Why Is Media Literacy Important?
The influence of the media should not be underestimated. By mid-adolescence, teens
have watched many thousands of hours of television—more time than they spend with
teachers in school. Add to that figure the hours devoted to surfing the Internet,
playing video games, watching videos and DVDs, listening to the radio, and attending
movies, and the media’s effect becomes clear.
By helping our teens become media literate, we can help protect them from pressures
from advertising and other media forms to smoke, drink, use drugs, have sex, or
eat unhealthy foods. We also can help them build communication skills, encourage
them to consider multiple interpretations of media messages, put portrayals of themselves
and others in perspective, and improve media use habits, such as changing ritualistic
viewing behaviors. In addition, we can improve the media use habits of the entire
family and promote more proactive behavior among all family members.
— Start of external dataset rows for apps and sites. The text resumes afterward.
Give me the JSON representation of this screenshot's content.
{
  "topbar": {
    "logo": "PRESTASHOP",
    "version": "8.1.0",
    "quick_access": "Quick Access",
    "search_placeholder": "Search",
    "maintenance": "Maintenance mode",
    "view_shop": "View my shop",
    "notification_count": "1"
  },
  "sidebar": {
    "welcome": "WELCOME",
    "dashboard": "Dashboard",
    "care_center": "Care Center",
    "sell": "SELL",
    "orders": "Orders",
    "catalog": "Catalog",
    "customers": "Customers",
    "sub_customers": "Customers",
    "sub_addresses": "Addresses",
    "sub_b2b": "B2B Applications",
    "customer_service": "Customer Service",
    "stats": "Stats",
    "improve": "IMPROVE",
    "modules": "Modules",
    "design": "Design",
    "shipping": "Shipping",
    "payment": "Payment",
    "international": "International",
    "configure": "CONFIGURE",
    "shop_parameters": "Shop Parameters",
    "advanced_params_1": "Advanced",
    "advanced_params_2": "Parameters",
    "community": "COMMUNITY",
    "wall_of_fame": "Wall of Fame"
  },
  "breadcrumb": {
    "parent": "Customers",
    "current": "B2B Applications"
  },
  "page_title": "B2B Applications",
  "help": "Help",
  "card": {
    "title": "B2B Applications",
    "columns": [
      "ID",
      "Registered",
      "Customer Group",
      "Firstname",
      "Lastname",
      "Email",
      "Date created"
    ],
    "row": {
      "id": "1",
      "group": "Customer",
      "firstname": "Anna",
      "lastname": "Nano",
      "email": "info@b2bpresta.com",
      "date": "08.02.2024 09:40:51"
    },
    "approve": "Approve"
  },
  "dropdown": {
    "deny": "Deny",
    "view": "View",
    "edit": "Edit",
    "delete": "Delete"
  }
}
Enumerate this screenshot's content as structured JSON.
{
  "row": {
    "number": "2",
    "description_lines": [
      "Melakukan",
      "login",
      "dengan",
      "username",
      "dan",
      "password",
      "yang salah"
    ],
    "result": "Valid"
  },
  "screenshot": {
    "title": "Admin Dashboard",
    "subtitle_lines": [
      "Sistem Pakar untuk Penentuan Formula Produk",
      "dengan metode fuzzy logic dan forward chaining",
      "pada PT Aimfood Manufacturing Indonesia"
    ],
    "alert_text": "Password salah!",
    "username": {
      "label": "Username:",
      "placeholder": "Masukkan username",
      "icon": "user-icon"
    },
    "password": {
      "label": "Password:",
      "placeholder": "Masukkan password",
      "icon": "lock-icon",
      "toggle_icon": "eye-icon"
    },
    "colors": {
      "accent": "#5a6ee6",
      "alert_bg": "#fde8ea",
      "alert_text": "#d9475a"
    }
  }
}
Media literacy is not media bashing; the goal is not to ridicule the media. Media
are dominant forces in our culture and an important part of our teenagers’ lives.
Media should be evaluated fairly, not denigrated. Media literacy is also no silver
bullet or magic wand; it will not instantly solve all of our problems. But it is
our best defense in resisting manipulation and keeping a perspective on the images
and messages that are a part of media and youth culture.
As you employ these skills at home, remember that the heart of media literacy
lies in the discussion. There are many activities that you can do with your children,
but nothing is more important than talking with them about what we watch, hear,
and read. Keep discussions relaxed; this takes the pressure off of
teens to get the “right” answer. Draw out their ideas and guide them to critically
examine what they see and hear. Remember to keep probing the answer, as this helps
young people expand their thoughts. This helps them focus and helps us understand
how they perceive what they view. It doesn’t matter so much what questions you ask;
the important thing is to get youth to express and challenge what they see and hear.
Young people can learn how to read between the lines so that they can understand
exactly what music videos, movies, and other forms of communication that reach youth
are saying to them. The
media literacy ladder
is a good way to organize the discussion.